Write out the listing below without alteration, omitting its pictures.
··· Extracted entries
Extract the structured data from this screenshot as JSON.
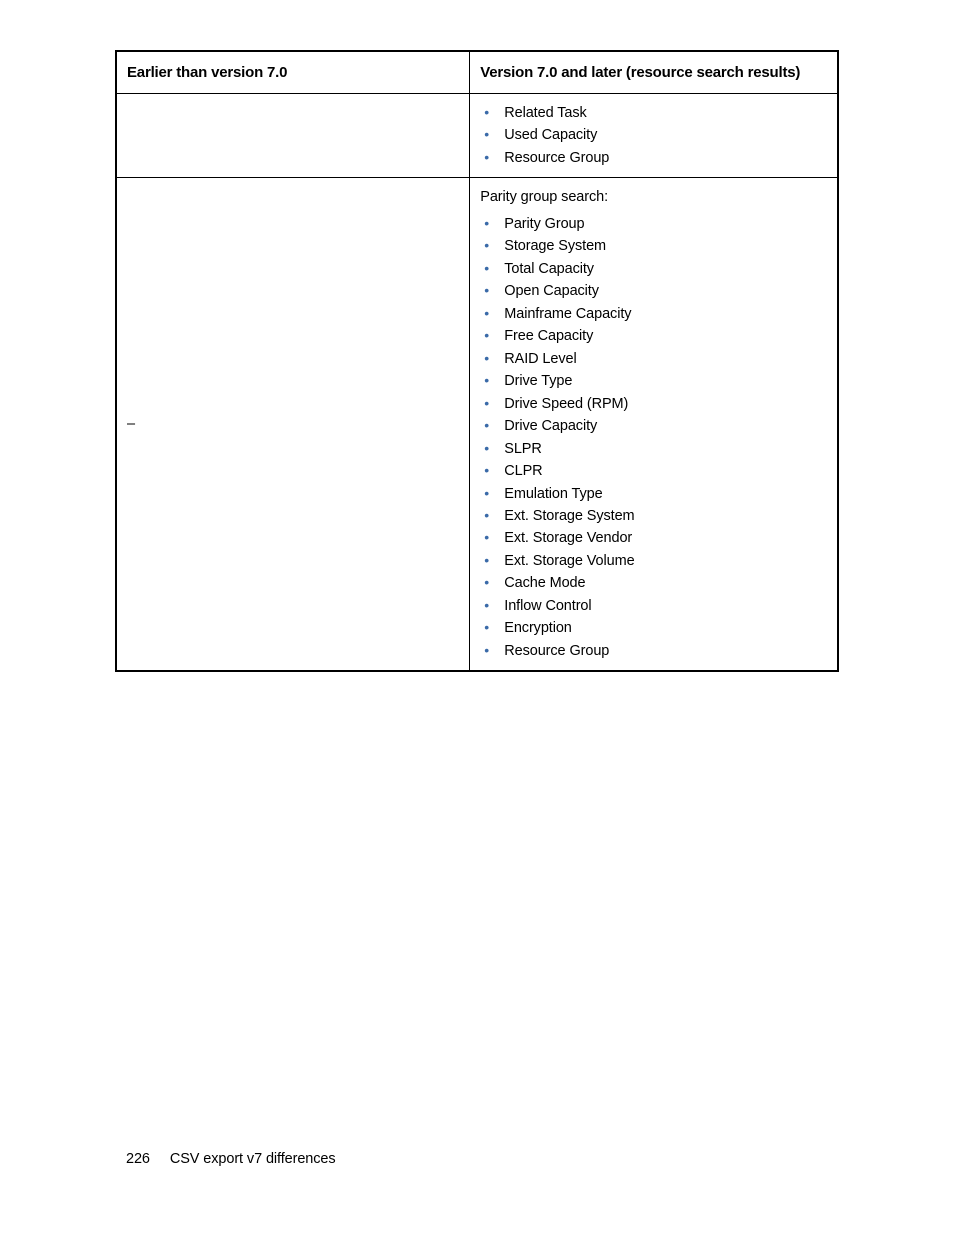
{
  "table": {
    "header_left": "Earlier than version 7.0",
    "header_right": "Version 7.0 and later (resource search results)",
    "rows": [
      {
        "left": "",
        "right_intro": "",
        "right_items": [
          "Related Task",
          "Used Capacity",
          "Resource Group"
        ]
      },
      {
        "left": "–",
        "right_intro": "Parity group search:",
        "right_items": [
          "Parity Group",
          "Storage System",
          "Total Capacity",
          "Open Capacity",
          "Mainframe Capacity",
          "Free Capacity",
          "RAID Level",
          "Drive Type",
          "Drive Speed (RPM)",
          "Drive Capacity",
          "SLPR",
          "CLPR",
          "Emulation Type",
          "Ext. Storage System",
          "Ext. Storage Vendor",
          "Ext. Storage Volume",
          "Cache Mode",
          "Inflow Control",
          "Encryption",
          "Resource Group"
        ]
      }
    ]
  },
  "footer": {
    "page_number": "226",
    "title": "CSV export v7 differences"
  }
}
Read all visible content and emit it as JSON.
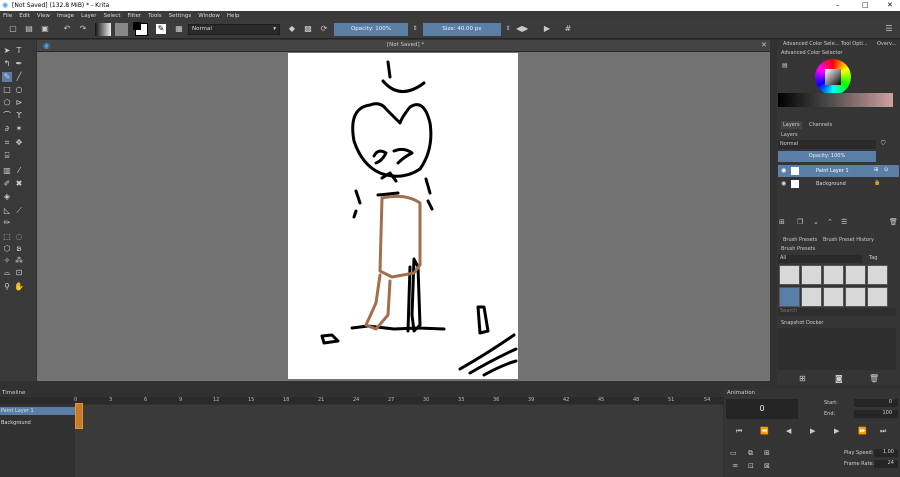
{
  "window": {
    "title": "[Not Saved]  (132.8 MiB)  * - Krita",
    "minimize": "–",
    "maximize": "□",
    "close": "✕"
  },
  "menu": [
    "File",
    "Edit",
    "View",
    "Image",
    "Layer",
    "Select",
    "Filter",
    "Tools",
    "Settings",
    "Window",
    "Help"
  ],
  "toolbar": {
    "blend_mode": "Normal",
    "opacity": "Opacity: 100%",
    "size": "Size: 40.00 px"
  },
  "document": {
    "tab_title": "[Not Saved]  *",
    "close": "✕"
  },
  "dockers": {
    "tabs": [
      "Advanced Color Sele...",
      "Tool Opti...",
      "Overv..."
    ],
    "color_selector_title": "Advanced Color Selector",
    "layers_tabs": [
      "Layers",
      "Channels"
    ],
    "layers_title": "Layers",
    "layer_blend": "Normal",
    "layer_opacity": "Opacity:  100%",
    "layers": [
      {
        "name": "Paint Layer 1",
        "selected": true
      },
      {
        "name": "Background",
        "selected": false
      }
    ],
    "brush_tabs": [
      "Brush Presets",
      "Brush Preset History"
    ],
    "brush_title": "Brush Presets",
    "brush_filter": "All",
    "brush_tag": "Tag",
    "search_placeholder": "Search",
    "snapshot_title": "Snapshot Docker"
  },
  "timeline": {
    "title": "Timeline",
    "frame_numbers": [
      "0",
      "3",
      "6",
      "9",
      "12",
      "15",
      "18",
      "21",
      "24",
      "27",
      "30",
      "33",
      "36",
      "39",
      "42",
      "45",
      "48",
      "51",
      "54"
    ],
    "layers": [
      "Paint Layer 1",
      "Background"
    ]
  },
  "animation": {
    "title": "Animation",
    "current_frame": "0",
    "start_label": "Start:",
    "start": "0",
    "end_label": "End:",
    "end": "100",
    "play_speed_label": "Play Speed:",
    "play_speed": "1.00",
    "frame_rate_label": "Frame Rate:",
    "frame_rate": "24"
  },
  "colors": {
    "accent": "#5a7ea6",
    "selected_frame": "#e8952b"
  }
}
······
## Result of this exercise
Extract the structured data from this screenshot as JSON.
{
  "table": {
    "header_left": "Earlier than version 7.0",
    "header_right": "Version 7.0 and later (resource search results)",
    "rows": [
      {
        "left": "",
        "right_intro": "",
        "right_items": [
          "Related Task",
          "Used Capacity",
          "Resource Group"
        ]
      },
      {
        "left": "–",
        "right_intro": "Parity group search:",
        "right_items": [
          "Parity Group",
          "Storage System",
          "Total Capacity",
          "Open Capacity",
          "Mainframe Capacity",
          "Free Capacity",
          "RAID Level",
          "Drive Type",
          "Drive Speed (RPM)",
          "Drive Capacity",
          "SLPR",
          "CLPR",
          "Emulation Type",
          "Ext. Storage System",
          "Ext. Storage Vendor",
          "Ext. Storage Volume",
          "Cache Mode",
          "Inflow Control",
          "Encryption",
          "Resource Group"
        ]
      }
    ]
  },
  "footer": {
    "page_number": "226",
    "title": "CSV export v7 differences"
  }
}
Read all visible content and emit it as JSON.
{
  "window": {
    "title": "[Not Saved]  (132.8 MiB)  * - Krita",
    "minimize": "–",
    "maximize": "□",
    "close": "✕"
  },
  "menu": [
    "File",
    "Edit",
    "View",
    "Image",
    "Layer",
    "Select",
    "Filter",
    "Tools",
    "Settings",
    "Window",
    "Help"
  ],
  "toolbar": {
    "blend_mode": "Normal",
    "opacity": "Opacity: 100%",
    "size": "Size: 40.00 px"
  },
  "document": {
    "tab_title": "[Not Saved]  *",
    "close": "✕"
  },
  "dockers": {
    "tabs": [
      "Advanced Color Sele...",
      "Tool Opti...",
      "Overv..."
    ],
    "color_selector_title": "Advanced Color Selector",
    "layers_tabs": [
      "Layers",
      "Channels"
    ],
    "layers_title": "Layers",
    "layer_blend": "Normal",
    "layer_opacity": "Opacity:  100%",
    "layers": [
      {
        "name": "Paint Layer 1",
        "selected": true
      },
      {
        "name": "Background",
        "selected": false
      }
    ],
    "brush_tabs": [
      "Brush Presets",
      "Brush Preset History"
    ],
    "brush_title": "Brush Presets",
    "brush_filter": "All",
    "brush_tag": "Tag",
    "search_placeholder": "Search",
    "snapshot_title": "Snapshot Docker"
  },
  "timeline": {
    "title": "Timeline",
    "frame_numbers": [
      "0",
      "3",
      "6",
      "9",
      "12",
      "15",
      "18",
      "21",
      "24",
      "27",
      "30",
      "33",
      "36",
      "39",
      "42",
      "45",
      "48",
      "51",
      "54"
    ],
    "layers": [
      "Paint Layer 1",
      "Background"
    ]
  },
  "animation": {
    "title": "Animation",
    "current_frame": "0",
    "start_label": "Start:",
    "start": "0",
    "end_label": "End:",
    "end": "100",
    "play_speed_label": "Play Speed:",
    "play_speed": "1.00",
    "frame_rate_label": "Frame Rate:",
    "frame_rate": "24"
  },
  "colors": {
    "accent": "#5a7ea6",
    "selected_frame": "#e8952b"
  }
}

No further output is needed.